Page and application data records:

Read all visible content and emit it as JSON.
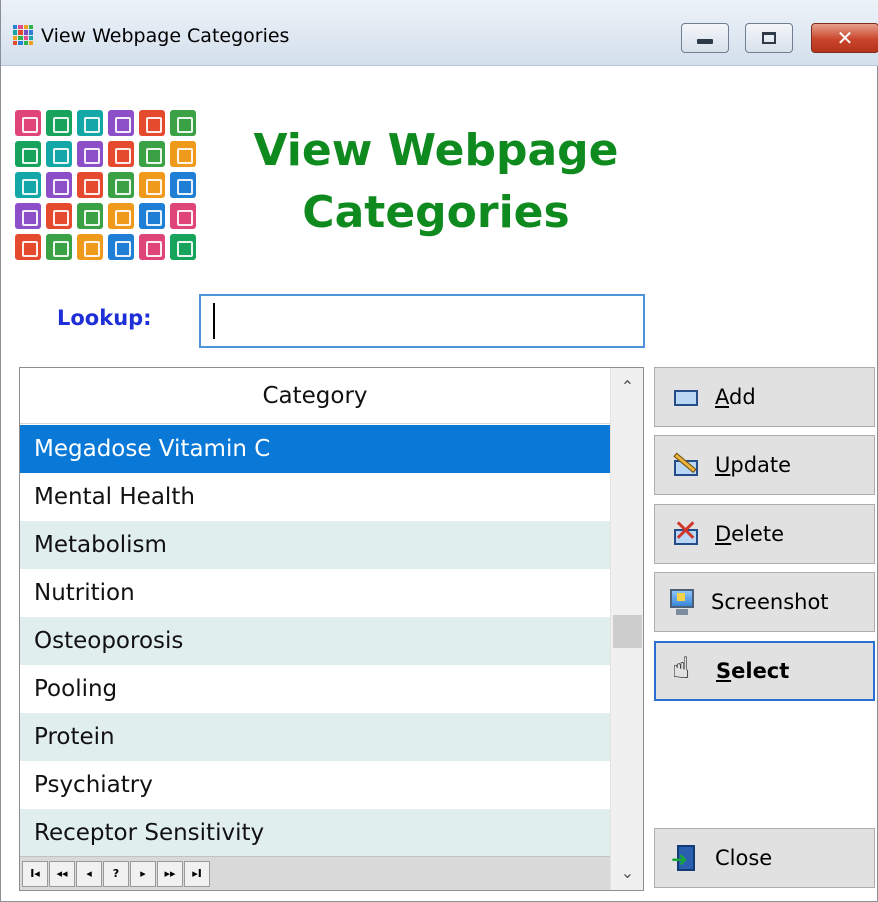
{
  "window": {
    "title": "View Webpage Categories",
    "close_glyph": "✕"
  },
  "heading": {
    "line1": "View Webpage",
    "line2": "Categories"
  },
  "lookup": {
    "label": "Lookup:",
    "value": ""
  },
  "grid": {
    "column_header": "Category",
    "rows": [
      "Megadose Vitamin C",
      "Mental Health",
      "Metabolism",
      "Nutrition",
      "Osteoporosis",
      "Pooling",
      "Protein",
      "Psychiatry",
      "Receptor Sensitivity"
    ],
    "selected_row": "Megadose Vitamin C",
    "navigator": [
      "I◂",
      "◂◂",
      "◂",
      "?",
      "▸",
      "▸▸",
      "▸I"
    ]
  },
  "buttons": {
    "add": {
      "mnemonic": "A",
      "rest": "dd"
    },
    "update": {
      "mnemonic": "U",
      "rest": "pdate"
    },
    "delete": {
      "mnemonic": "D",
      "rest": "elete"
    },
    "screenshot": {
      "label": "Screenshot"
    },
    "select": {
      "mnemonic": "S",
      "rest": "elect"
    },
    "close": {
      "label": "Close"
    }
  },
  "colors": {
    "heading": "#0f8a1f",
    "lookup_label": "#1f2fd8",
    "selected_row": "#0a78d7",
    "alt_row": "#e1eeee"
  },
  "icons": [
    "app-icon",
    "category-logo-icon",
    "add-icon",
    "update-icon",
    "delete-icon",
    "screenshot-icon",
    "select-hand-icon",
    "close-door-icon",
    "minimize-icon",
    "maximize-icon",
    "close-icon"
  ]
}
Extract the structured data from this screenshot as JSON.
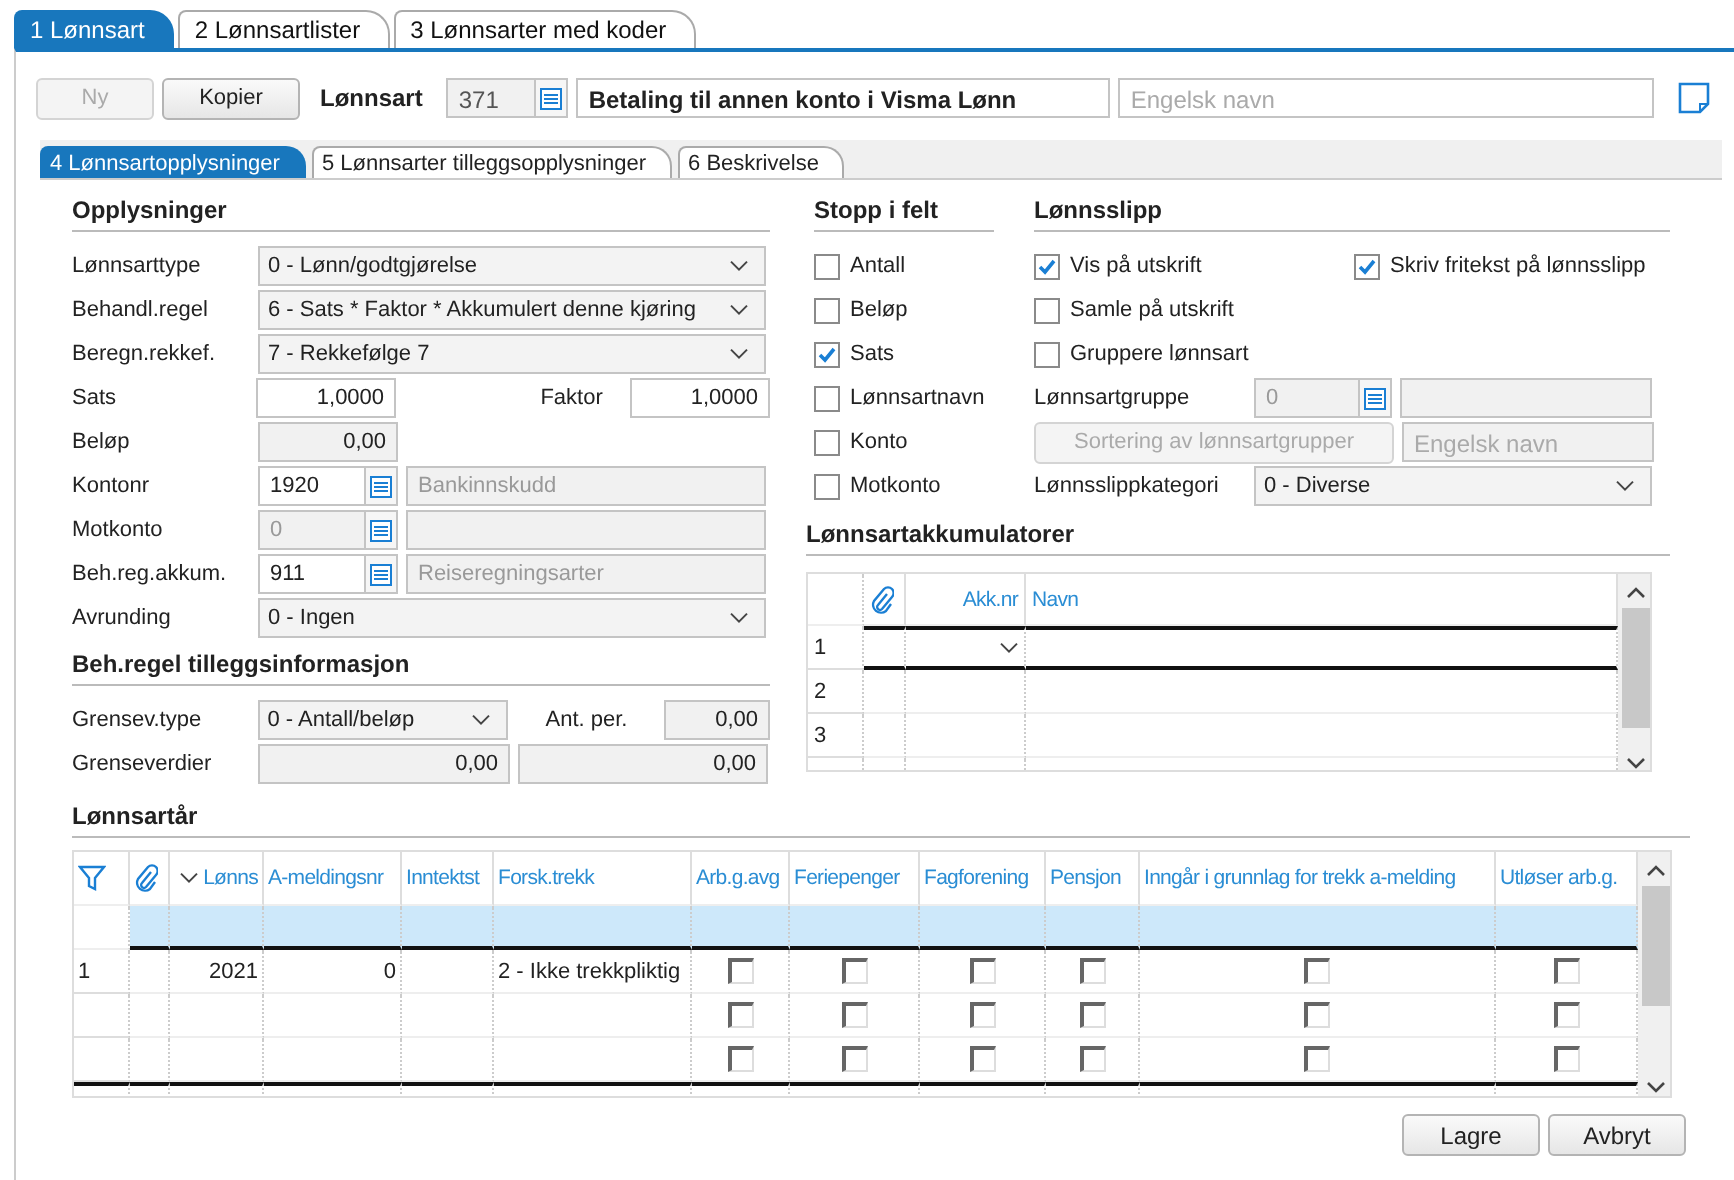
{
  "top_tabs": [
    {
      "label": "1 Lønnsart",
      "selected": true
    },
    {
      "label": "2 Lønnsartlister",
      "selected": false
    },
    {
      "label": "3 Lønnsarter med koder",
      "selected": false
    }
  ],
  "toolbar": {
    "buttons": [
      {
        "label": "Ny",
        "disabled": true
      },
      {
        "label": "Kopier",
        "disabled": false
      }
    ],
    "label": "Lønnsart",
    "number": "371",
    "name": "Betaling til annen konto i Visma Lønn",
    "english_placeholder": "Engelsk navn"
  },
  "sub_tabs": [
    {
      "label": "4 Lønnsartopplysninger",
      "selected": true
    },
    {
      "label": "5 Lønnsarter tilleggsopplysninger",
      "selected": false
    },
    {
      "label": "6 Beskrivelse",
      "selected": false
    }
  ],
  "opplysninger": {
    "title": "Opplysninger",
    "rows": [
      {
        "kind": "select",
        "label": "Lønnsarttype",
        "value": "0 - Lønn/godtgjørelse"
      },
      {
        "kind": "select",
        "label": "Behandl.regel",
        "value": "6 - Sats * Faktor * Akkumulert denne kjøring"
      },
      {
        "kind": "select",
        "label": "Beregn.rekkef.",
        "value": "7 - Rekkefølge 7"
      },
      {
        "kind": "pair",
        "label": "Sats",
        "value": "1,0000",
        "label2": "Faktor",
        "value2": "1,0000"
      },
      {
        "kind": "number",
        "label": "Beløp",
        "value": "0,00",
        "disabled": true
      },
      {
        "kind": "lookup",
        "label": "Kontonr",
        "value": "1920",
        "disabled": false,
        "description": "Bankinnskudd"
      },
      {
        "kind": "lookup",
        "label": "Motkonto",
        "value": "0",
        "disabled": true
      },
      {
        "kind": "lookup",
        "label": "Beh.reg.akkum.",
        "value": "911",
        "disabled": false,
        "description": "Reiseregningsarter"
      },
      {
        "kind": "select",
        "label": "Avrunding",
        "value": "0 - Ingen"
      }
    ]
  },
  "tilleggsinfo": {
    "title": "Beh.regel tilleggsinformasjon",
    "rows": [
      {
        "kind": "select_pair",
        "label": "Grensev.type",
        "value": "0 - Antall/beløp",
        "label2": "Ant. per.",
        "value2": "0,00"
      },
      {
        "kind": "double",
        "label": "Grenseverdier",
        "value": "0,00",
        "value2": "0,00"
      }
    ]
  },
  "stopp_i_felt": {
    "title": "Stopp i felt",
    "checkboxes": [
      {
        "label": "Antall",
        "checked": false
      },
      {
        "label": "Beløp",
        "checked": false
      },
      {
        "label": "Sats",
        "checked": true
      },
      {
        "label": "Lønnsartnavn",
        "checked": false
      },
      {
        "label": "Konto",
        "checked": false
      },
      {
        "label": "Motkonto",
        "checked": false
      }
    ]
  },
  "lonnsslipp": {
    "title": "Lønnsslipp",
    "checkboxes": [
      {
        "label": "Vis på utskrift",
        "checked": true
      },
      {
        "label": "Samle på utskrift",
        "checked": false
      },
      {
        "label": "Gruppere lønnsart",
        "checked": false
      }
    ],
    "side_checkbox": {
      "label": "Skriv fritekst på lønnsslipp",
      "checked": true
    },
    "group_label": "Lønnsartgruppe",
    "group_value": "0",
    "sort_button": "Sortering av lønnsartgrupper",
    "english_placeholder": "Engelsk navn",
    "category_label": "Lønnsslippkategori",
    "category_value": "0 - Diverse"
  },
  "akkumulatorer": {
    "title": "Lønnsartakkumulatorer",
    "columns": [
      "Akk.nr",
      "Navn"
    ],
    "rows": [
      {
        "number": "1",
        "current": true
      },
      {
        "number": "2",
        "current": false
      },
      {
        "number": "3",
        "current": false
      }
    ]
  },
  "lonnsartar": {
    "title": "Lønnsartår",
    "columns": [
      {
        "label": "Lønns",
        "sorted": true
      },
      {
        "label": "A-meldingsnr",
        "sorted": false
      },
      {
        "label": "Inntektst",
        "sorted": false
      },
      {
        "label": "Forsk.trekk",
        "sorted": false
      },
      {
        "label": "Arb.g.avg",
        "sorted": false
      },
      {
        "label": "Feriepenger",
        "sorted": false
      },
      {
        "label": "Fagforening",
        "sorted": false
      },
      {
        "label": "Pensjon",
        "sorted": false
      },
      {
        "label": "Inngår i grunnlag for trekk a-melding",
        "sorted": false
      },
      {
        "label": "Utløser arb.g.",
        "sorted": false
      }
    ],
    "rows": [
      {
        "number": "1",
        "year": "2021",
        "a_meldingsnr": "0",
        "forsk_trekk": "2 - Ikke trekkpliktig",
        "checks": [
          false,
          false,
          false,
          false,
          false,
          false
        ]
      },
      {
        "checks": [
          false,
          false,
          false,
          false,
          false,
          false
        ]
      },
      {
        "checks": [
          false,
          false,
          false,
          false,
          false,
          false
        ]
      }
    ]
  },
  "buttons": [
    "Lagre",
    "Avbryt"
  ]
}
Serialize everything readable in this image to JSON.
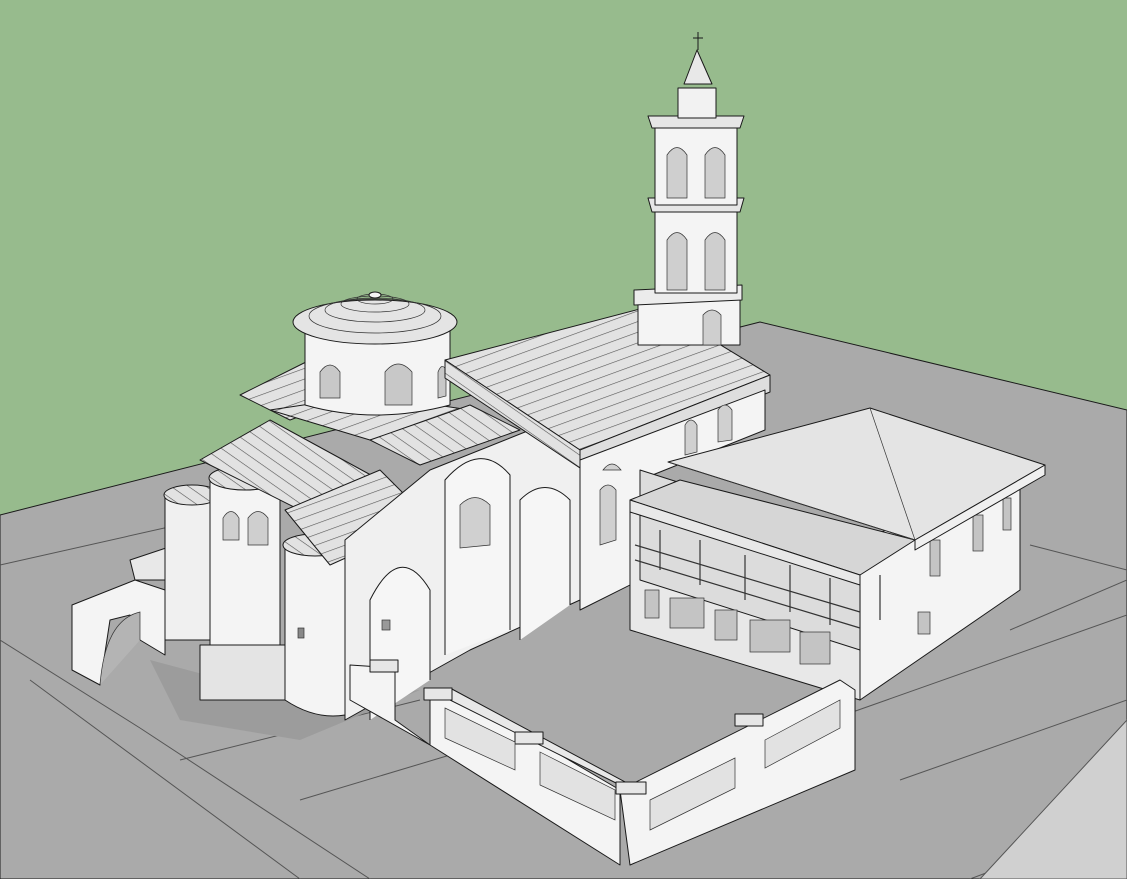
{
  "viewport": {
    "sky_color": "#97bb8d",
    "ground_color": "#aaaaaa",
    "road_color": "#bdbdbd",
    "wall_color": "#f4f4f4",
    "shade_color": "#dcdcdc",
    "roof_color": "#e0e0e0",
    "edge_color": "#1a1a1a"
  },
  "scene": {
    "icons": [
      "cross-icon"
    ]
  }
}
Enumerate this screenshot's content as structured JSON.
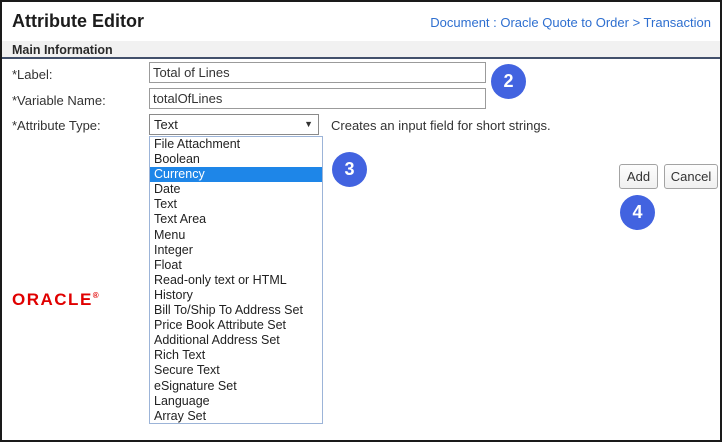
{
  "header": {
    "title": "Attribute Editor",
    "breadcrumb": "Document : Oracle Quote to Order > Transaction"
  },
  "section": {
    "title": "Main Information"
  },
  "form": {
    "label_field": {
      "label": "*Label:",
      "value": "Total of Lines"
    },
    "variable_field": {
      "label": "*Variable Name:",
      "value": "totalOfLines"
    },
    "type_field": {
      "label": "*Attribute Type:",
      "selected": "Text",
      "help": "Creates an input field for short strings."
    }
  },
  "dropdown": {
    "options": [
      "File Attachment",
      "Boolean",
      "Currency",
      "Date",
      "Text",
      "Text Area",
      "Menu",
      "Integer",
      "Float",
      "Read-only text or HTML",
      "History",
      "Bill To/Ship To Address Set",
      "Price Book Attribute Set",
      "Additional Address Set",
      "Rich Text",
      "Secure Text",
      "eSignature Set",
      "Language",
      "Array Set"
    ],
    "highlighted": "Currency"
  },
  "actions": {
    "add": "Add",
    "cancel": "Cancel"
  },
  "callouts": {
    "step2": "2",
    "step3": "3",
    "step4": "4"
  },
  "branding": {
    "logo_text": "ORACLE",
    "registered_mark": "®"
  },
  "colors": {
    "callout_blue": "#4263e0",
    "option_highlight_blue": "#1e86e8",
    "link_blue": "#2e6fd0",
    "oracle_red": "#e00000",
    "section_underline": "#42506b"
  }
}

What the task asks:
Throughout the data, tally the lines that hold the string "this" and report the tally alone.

Expected answer:
3